Tsunami aka Death Spiral

I get the appeal of eliminating individual risks.
The Pension - the idea that too many individuals have too little competence to navigate the uncertainties of retirement planning and 'investing' and therefore, the responsibility for their livelihood, once they've become too infirm to support themselves by their own productivity, must be transferred to the government or to their employer.
It sounds great - but it isn't working.  At least, it isn't working for most folks that were employed by Delta Airlines, for example, and for the other giants of industry that will fall.  It isn't working for all the city and county and state employees who's individual benefits may be modest (or not, as some of the cases in the article describe), but who's obligation against their employer in total will be their employer's undoing (and in that case, no one wins).
It certainly isn't working for the taxpayers, who must face the vicisitudes of life on their own, while their productivity is extracted by the state to pay for those who used to work.
I don't think anything will change it until the death spiral begins in earnest.  Will the Federal, State or City governments enter the death spiral first?

"California once again leads the nation with a $26 billion budget deficit plus an unfunded pension obligation of $500 billion.
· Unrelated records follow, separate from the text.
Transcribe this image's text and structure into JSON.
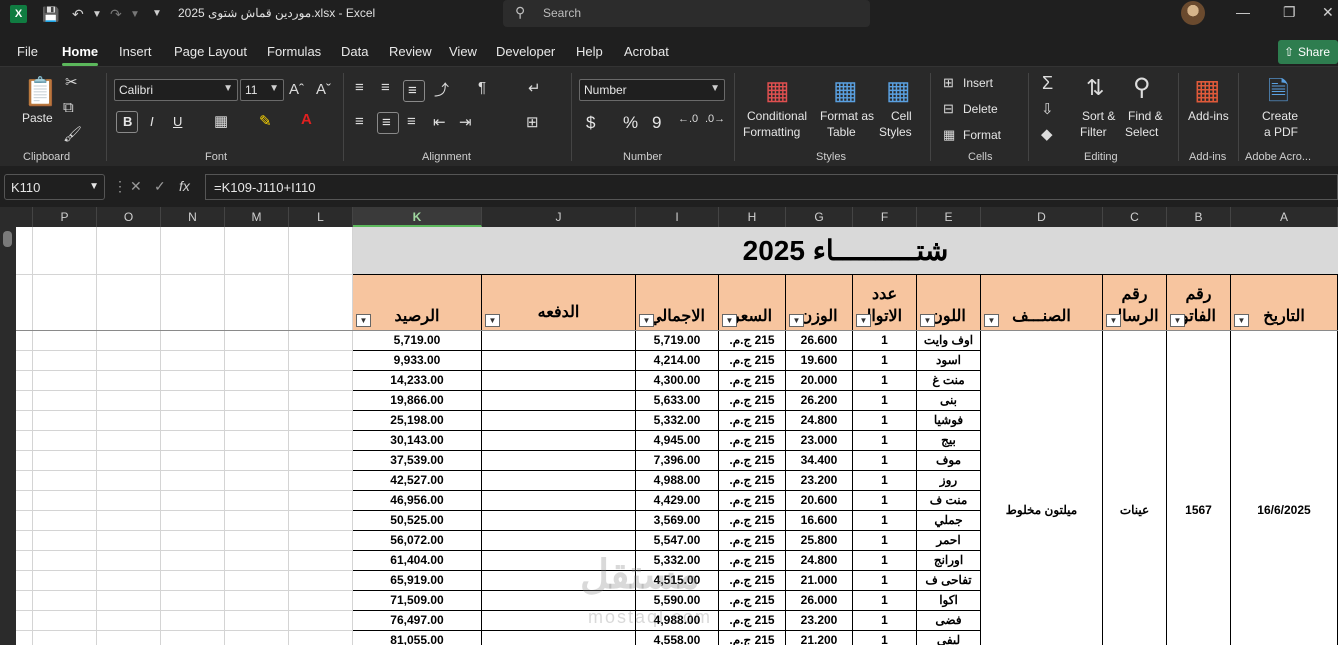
{
  "window": {
    "title": "موردين قماش شتوى 2025.xlsx  -  Excel",
    "search_placeholder": "Search",
    "app_badge": "X"
  },
  "menu": {
    "items": [
      "File",
      "Home",
      "Insert",
      "Page Layout",
      "Formulas",
      "Data",
      "Review",
      "View",
      "Developer",
      "Help",
      "Acrobat"
    ],
    "active": "Home",
    "share_label": "Share"
  },
  "ribbon": {
    "clipboard": {
      "paste": "Paste",
      "label": "Clipboard"
    },
    "font": {
      "name": "Calibri",
      "size": "11",
      "bold": "B",
      "italic": "I",
      "underline": "U",
      "label": "Font"
    },
    "alignment": {
      "label": "Alignment"
    },
    "number": {
      "format": "Number",
      "currency": "$",
      "percent": "%",
      "comma": "9",
      "label": "Number"
    },
    "styles": {
      "conditional": "Conditional",
      "conditional2": "Formatting",
      "format_table": "Format as",
      "format_table2": "Table",
      "cell_styles": "Cell",
      "cell_styles2": "Styles",
      "label": "Styles"
    },
    "cells": {
      "insert": "Insert",
      "delete": "Delete",
      "format": "Format",
      "label": "Cells"
    },
    "editing": {
      "sort": "Sort &",
      "sort2": "Filter",
      "find": "Find &",
      "find2": "Select",
      "label": "Editing"
    },
    "addins": {
      "btn": "Add-ins",
      "label": "Add-ins"
    },
    "acrobat": {
      "btn": "Create",
      "btn2": "a PDF",
      "label": "Adobe Acro..."
    }
  },
  "formula_bar": {
    "name_box": "K110",
    "formula": "=K109-J110+I110",
    "fx": "fx"
  },
  "columns": [
    "P",
    "O",
    "N",
    "M",
    "L",
    "K",
    "J",
    "I",
    "H",
    "G",
    "F",
    "E",
    "D",
    "C",
    "B",
    "A"
  ],
  "selected_column": "K",
  "sheet": {
    "title": "شتــــــــــاء 2025",
    "headers": {
      "A": "التاريخ",
      "B_line1": "رقم",
      "B_line2": "الفاتو",
      "C_line1": "رقم",
      "C_line2": "الرسال",
      "D": "الصنـــف",
      "E": "اللون",
      "F_line1": "عدد",
      "F_line2": "الاتواا",
      "G": "الوزن",
      "H": "السعر",
      "I": "الاجمالي",
      "J": "الدفعه",
      "K": "الرصيد"
    },
    "merged": {
      "date": "16/6/2025",
      "invoice": "1567",
      "message": "عينات",
      "item": "ميلتون مخلوط"
    },
    "rows": [
      {
        "color": "اوف وايت",
        "count": "1",
        "weight": "26.600",
        "price": "215 ج.م.",
        "total": "5,719.00",
        "balance": "5,719.00"
      },
      {
        "color": "اسود",
        "count": "1",
        "weight": "19.600",
        "price": "215 ج.م.",
        "total": "4,214.00",
        "balance": "9,933.00"
      },
      {
        "color": "منت غ",
        "count": "1",
        "weight": "20.000",
        "price": "215 ج.م.",
        "total": "4,300.00",
        "balance": "14,233.00"
      },
      {
        "color": "بنى",
        "count": "1",
        "weight": "26.200",
        "price": "215 ج.م.",
        "total": "5,633.00",
        "balance": "19,866.00"
      },
      {
        "color": "فوشيا",
        "count": "1",
        "weight": "24.800",
        "price": "215 ج.م.",
        "total": "5,332.00",
        "balance": "25,198.00"
      },
      {
        "color": "بيج",
        "count": "1",
        "weight": "23.000",
        "price": "215 ج.م.",
        "total": "4,945.00",
        "balance": "30,143.00"
      },
      {
        "color": "موف",
        "count": "1",
        "weight": "34.400",
        "price": "215 ج.م.",
        "total": "7,396.00",
        "balance": "37,539.00"
      },
      {
        "color": "روز",
        "count": "1",
        "weight": "23.200",
        "price": "215 ج.م.",
        "total": "4,988.00",
        "balance": "42,527.00"
      },
      {
        "color": "منت ف",
        "count": "1",
        "weight": "20.600",
        "price": "215 ج.م.",
        "total": "4,429.00",
        "balance": "46,956.00"
      },
      {
        "color": "جملي",
        "count": "1",
        "weight": "16.600",
        "price": "215 ج.م.",
        "total": "3,569.00",
        "balance": "50,525.00"
      },
      {
        "color": "احمر",
        "count": "1",
        "weight": "25.800",
        "price": "215 ج.م.",
        "total": "5,547.00",
        "balance": "56,072.00"
      },
      {
        "color": "اورانج",
        "count": "1",
        "weight": "24.800",
        "price": "215 ج.م.",
        "total": "5,332.00",
        "balance": "61,404.00"
      },
      {
        "color": "تفاحى ف",
        "count": "1",
        "weight": "21.000",
        "price": "215 ج.م.",
        "total": "4,515.00",
        "balance": "65,919.00"
      },
      {
        "color": "اكوا",
        "count": "1",
        "weight": "26.000",
        "price": "215 ج.م.",
        "total": "5,590.00",
        "balance": "71,509.00"
      },
      {
        "color": "فضى",
        "count": "1",
        "weight": "23.200",
        "price": "215 ج.م.",
        "total": "4,988.00",
        "balance": "76,497.00"
      },
      {
        "color": "ليفى",
        "count": "1",
        "weight": "21.200",
        "price": "215 ج.م.",
        "total": "4,558.00",
        "balance": "81,055.00"
      }
    ]
  },
  "watermark": {
    "line1": "مستقل",
    "line2": "mostaql.com"
  }
}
Its current financial structure is clearly unsustainable. It has an operational structure that in ungovernable with often duplicative agencies, some collecting less in tax revenue than the agencies spend on collection. "

"One Orange County city has already taken bold steps to correct its $10 million deficit. It may be a model for cities and states across the country. Internally, it has decided it will not replace any city worker that dies, retires, moves or quits. The city will simply out source the employment to an outside service company and eliminate healthcare requirements and unsustainable pensions. Building inspectors will be out sourced as will city plan checkers, librarians and meter maids. Only essential services like top executives and cops will remain on the city payroll. The city staff will eventually decrease from 220 to approximately 35 personnel. This is the essence of deconstruction."

No comments:

Post a Comment